Extract Tables from PDFs with Tabula
It sometimes happens that the dataset you are interested in is only available as a PDF document. Don’t despair, you can likely use Tabula to extract tables and save them as CSV files.
Tabula is a free tool that runs on Java, and is available for Mac, Windows, and Linux computers. It runs on your local machine and does not send your data to the cloud, so you can also use it for sensitive documents.
Note: Keep in mind that PDFs generally come in two flavors, image-based and text-based. You know your PDF is text-based if you can use cursor to select and copy-paste text. These are great for Tabula. Image-based PDFs are those that were created from scanning documents. Before they can be processed with Tabula, you will need to use an optical character recognition (OCR) software, such as Adobe Acrobat, to create a text-based PDF.
Set Up Tabula
Download the newest version of Tabula. You can use download buttons on the left-hand side, or scroll down to the Download & Install Tabula section to download a copy for your platform.

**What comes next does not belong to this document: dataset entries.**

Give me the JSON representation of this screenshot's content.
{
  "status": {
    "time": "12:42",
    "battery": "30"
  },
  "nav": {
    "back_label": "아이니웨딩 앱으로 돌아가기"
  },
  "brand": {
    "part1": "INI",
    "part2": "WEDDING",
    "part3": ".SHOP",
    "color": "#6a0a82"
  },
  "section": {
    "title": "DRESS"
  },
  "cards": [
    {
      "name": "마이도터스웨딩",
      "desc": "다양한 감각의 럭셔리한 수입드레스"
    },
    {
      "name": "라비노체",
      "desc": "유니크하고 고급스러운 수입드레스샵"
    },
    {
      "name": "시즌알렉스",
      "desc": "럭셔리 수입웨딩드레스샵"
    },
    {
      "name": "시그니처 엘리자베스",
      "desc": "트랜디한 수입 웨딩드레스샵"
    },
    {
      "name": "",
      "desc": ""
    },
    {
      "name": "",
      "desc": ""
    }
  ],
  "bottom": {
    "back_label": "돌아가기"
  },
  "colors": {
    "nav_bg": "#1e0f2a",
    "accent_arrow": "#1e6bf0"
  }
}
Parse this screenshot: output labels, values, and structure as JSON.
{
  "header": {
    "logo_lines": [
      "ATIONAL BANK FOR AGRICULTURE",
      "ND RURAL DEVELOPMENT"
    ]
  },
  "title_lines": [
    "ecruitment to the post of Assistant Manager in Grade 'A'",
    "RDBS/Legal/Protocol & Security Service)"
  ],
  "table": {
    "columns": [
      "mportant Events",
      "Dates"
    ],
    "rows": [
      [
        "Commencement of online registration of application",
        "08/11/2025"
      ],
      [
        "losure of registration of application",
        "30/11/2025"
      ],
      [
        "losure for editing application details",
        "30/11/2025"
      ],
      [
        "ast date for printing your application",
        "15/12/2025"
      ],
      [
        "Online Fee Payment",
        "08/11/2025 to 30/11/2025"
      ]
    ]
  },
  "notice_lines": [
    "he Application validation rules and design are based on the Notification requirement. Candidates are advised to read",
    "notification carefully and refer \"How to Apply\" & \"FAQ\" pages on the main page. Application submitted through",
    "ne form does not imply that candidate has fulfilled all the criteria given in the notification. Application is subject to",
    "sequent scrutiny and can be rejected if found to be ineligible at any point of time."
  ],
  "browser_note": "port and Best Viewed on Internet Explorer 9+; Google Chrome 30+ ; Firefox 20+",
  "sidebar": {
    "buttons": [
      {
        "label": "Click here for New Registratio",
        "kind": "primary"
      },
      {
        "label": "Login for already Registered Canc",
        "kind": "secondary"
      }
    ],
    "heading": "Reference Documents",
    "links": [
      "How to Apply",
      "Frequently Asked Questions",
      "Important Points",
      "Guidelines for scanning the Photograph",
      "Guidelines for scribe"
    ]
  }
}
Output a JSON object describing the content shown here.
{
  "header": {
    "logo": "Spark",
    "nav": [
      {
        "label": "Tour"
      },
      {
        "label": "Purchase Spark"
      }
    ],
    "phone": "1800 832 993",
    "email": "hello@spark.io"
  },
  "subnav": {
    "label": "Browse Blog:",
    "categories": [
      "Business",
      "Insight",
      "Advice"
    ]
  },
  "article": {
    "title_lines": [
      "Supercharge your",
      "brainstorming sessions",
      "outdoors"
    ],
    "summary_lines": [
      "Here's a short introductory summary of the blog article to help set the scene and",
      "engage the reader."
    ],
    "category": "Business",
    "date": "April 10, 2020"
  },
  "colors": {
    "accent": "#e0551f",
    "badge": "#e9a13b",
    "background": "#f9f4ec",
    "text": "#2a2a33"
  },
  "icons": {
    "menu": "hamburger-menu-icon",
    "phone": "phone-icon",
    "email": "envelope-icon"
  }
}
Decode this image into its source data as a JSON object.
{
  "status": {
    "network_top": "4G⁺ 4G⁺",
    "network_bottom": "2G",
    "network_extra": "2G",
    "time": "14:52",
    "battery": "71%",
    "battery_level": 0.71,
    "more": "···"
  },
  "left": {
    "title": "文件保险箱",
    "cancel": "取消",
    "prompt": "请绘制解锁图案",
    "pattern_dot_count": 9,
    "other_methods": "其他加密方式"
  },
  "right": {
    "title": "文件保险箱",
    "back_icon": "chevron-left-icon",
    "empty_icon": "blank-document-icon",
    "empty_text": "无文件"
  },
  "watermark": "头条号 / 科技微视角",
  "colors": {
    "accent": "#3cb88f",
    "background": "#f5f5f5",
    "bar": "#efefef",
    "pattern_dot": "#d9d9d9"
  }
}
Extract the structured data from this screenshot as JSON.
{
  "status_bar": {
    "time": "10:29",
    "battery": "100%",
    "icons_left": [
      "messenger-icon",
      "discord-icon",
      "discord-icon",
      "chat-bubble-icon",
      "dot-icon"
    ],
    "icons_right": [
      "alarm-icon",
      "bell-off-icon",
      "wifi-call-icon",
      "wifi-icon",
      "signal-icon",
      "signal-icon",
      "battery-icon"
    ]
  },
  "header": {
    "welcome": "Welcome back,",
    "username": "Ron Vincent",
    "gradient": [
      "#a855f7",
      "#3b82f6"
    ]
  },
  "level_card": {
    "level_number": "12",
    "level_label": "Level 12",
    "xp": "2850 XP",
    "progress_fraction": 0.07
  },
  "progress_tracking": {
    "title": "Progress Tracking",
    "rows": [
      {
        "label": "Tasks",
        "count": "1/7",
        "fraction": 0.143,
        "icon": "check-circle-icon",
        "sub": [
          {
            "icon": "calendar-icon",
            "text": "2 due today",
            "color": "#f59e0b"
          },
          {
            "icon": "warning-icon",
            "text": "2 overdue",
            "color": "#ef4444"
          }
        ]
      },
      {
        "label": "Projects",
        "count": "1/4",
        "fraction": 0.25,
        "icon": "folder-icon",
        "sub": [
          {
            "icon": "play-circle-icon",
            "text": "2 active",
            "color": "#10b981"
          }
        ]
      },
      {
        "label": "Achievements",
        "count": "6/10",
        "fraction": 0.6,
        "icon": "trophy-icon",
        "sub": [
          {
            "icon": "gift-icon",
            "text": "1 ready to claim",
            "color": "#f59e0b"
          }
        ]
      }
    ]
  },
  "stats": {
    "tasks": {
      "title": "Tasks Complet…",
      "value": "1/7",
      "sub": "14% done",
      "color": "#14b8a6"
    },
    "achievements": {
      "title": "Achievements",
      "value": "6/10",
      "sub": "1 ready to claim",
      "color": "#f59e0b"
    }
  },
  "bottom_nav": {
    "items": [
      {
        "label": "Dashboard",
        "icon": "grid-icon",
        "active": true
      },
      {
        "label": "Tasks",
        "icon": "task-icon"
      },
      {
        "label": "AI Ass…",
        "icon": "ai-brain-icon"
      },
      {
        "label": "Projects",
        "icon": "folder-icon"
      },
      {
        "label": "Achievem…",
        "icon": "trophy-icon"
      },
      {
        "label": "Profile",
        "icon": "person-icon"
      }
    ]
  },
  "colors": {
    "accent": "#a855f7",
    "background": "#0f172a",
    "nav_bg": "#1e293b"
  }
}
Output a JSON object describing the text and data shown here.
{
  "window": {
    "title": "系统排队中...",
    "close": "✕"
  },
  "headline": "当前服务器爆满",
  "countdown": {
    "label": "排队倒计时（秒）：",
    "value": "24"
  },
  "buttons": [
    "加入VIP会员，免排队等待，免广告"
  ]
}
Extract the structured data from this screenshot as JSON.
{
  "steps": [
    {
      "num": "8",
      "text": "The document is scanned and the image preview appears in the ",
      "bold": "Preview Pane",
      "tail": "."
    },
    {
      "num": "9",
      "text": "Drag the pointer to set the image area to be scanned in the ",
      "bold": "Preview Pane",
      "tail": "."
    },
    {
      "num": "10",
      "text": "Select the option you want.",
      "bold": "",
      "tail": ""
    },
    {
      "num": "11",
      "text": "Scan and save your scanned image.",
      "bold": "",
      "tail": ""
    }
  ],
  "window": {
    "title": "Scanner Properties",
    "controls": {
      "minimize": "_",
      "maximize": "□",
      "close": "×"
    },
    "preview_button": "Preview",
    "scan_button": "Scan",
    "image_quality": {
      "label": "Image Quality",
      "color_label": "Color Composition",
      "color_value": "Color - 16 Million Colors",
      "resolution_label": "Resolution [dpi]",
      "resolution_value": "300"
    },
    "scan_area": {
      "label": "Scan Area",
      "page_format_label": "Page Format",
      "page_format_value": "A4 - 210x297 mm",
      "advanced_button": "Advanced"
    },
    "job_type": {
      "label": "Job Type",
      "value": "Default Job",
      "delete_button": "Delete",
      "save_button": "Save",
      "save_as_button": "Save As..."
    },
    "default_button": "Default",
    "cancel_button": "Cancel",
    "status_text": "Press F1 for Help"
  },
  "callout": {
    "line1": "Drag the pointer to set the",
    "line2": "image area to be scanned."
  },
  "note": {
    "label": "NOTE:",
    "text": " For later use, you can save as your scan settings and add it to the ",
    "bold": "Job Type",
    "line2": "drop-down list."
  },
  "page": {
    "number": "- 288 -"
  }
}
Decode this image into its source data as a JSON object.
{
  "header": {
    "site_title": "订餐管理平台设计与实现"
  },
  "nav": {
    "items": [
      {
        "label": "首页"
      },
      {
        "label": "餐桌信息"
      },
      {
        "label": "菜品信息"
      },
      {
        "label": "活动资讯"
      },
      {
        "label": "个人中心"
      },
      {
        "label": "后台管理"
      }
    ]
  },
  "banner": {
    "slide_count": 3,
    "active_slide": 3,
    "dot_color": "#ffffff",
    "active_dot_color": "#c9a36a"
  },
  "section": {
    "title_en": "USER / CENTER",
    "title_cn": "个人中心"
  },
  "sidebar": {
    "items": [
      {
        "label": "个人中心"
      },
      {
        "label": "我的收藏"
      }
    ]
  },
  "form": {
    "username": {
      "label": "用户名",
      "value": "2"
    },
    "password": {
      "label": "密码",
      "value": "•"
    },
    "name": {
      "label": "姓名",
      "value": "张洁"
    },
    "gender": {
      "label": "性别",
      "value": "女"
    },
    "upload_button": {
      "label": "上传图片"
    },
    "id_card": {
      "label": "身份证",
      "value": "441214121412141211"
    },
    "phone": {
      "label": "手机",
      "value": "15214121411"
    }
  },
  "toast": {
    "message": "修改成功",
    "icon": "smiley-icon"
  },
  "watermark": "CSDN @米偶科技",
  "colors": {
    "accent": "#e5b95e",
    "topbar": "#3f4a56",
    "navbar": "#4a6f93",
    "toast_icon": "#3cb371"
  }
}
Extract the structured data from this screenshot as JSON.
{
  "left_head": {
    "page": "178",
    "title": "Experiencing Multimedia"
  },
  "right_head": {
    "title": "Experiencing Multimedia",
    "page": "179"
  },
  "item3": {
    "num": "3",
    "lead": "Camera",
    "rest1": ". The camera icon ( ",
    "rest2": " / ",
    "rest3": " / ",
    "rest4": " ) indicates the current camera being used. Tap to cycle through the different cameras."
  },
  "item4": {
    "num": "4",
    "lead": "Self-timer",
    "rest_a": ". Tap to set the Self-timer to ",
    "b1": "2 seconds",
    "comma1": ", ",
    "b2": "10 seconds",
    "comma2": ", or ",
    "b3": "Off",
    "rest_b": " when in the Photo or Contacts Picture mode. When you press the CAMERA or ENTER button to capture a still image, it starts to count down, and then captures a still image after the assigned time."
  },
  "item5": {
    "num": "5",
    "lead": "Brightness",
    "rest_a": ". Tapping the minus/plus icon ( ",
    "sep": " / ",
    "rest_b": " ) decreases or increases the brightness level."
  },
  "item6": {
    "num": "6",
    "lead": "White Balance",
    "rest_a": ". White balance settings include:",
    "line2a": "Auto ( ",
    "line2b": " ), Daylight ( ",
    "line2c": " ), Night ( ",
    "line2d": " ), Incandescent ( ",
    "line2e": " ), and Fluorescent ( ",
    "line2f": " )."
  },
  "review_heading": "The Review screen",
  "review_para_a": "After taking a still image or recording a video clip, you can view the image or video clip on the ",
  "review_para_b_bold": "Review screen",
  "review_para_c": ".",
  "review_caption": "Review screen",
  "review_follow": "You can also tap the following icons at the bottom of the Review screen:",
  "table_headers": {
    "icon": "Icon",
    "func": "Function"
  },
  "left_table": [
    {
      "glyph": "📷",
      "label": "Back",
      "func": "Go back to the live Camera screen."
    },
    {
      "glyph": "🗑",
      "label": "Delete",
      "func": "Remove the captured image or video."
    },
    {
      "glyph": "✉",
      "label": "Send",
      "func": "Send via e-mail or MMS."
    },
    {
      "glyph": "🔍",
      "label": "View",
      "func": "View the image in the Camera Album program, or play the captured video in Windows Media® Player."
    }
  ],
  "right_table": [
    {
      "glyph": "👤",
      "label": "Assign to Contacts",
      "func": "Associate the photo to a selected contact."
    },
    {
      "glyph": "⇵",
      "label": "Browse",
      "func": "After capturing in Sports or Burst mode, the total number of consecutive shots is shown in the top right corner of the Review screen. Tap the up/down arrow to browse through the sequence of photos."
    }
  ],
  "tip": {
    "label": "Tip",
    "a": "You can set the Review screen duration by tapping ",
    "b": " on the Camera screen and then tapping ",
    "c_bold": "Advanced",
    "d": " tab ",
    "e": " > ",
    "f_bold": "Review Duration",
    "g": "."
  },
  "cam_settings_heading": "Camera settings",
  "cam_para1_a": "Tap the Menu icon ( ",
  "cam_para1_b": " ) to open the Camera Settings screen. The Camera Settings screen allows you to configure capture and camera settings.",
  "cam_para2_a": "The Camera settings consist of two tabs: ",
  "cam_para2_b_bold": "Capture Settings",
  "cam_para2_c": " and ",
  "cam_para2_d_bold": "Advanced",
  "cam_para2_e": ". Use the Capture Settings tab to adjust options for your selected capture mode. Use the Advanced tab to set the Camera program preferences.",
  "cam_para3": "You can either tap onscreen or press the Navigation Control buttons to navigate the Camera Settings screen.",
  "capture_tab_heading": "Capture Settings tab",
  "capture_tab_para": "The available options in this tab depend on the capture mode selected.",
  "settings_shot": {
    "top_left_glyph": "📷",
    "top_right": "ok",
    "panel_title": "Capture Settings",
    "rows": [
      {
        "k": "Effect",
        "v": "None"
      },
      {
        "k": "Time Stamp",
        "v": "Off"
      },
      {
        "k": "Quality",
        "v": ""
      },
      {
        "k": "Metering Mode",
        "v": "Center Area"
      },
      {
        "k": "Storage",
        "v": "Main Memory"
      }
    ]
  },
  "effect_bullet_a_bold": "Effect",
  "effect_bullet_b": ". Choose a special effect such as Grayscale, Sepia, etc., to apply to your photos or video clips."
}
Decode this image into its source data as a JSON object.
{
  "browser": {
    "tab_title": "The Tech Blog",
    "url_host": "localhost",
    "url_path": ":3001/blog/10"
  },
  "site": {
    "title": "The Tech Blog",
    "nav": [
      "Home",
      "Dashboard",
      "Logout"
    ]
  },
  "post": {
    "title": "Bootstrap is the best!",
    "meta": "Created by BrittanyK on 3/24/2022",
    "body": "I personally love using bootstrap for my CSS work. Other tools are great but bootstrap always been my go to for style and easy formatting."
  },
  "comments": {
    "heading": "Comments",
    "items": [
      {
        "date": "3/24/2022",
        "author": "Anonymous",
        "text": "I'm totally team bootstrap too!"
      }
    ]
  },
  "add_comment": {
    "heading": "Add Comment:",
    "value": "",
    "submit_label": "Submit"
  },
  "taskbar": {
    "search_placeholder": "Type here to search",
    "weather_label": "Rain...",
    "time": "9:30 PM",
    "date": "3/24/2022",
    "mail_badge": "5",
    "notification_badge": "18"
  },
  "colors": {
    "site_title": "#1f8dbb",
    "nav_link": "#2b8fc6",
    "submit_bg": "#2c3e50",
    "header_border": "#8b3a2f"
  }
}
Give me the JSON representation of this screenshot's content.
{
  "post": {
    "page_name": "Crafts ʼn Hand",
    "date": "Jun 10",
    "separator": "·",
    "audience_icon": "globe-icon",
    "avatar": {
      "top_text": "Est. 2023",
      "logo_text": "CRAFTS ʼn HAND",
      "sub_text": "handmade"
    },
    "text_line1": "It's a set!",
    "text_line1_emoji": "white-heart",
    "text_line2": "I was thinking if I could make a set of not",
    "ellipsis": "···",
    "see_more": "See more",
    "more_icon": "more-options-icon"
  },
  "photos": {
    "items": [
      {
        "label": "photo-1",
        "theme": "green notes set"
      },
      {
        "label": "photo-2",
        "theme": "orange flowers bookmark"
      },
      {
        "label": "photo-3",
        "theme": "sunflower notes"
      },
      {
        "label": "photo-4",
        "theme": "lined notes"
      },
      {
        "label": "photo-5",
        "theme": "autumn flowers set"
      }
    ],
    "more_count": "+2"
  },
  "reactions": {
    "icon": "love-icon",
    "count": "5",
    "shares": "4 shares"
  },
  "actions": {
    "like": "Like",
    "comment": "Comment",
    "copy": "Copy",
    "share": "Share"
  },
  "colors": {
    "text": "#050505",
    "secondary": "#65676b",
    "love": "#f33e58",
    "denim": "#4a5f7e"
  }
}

Unlike most other programs, Tabula does not require installation. Just unzip the downloaded archive, and double-click the icon. If prompted with a security message (such as “Tabula is an app downloaded from the internet. Are you sure you want to open it?”), follow the instruction to proceed (on a Mac, click Open; you might have to go to System Preferences > Security & Privacy, and resolve the issue there).
Your default system browser should open, like shown in Figure 4.5.
The URL will be something like
http://127.0.0.1:8080/, meaning Tabula is running on your local machine.
127.0.0.1, also known as
localhost, is the hostname for your machine.
8080 is called port
(it’s okay if you see a different port—most likely because 8080 was taken by some other
program running on your computer). If for any reason you decide to use a different browser,
just copy-paste the URL.
Load a PDF and Autodetect Tables
Since the beginning of the Covid-19 pandemic, the Department of Public Health in Connecticut has been issuing daily PDFs with case and death count by town. For the demonstration, we will use one of those PDFs from May 31, 2020.
- Select the PDF you want to extract data from by clicking the blue Browse… button.
- Click Import. Tabula will begin analyzing the file.
- As soon as Tabula finishes loading the PDF, you will see a PDF viewer with individual pages. The interface is fairly clean, with only four buttons in the header.
- The easiest first step is to let Tabula autodetect tables. Click the relevant button in the header. You will see that each table is highlighted in red, like shown in Figure 4.6.
Manually Adjust Selections and Export
- Click Preview & Export Extracted Data green button to see how Tabula thinks the data should be exported.
- If the preview tables don’t contain the data you want, try switching between Stream and Lattice extraction methods in the left-hand-side bar.
- If the tables still don’t look right, or you with to remove some tables that Tabula auto-detected, hit Revise selection button. That will bring you back to the PDF viewer.
- Now you can Clear All Selections and manually select tables of interest. Use drag-and-drop movements to select tables of interest (or parts of tables).
- If you want to “copy” selection to some or all pages, you can use Repeat this Selection dropdown, which appears in the lower-right corner of your selections, to propagate changes. This is extremely useful if your PDF consists of many similarly-formatted pages.
- Once you are happy with the result, you can export it. If you have only one table, we recommend using CSV as export format. If you have more than one table, consider switching export format to zip of CSVs. This way each table will be saved as an individual file, rather than all tables inside one CSV file.
Once you exported your data, you can find it in a Downloads folder on your computer (or wherever you chose to save it). It is ready to be opened in Google Sheets or Microsoft Excel, analyzed, and visualized! In the following section, we are going to look how to clean up messy datasets with OpenRefine.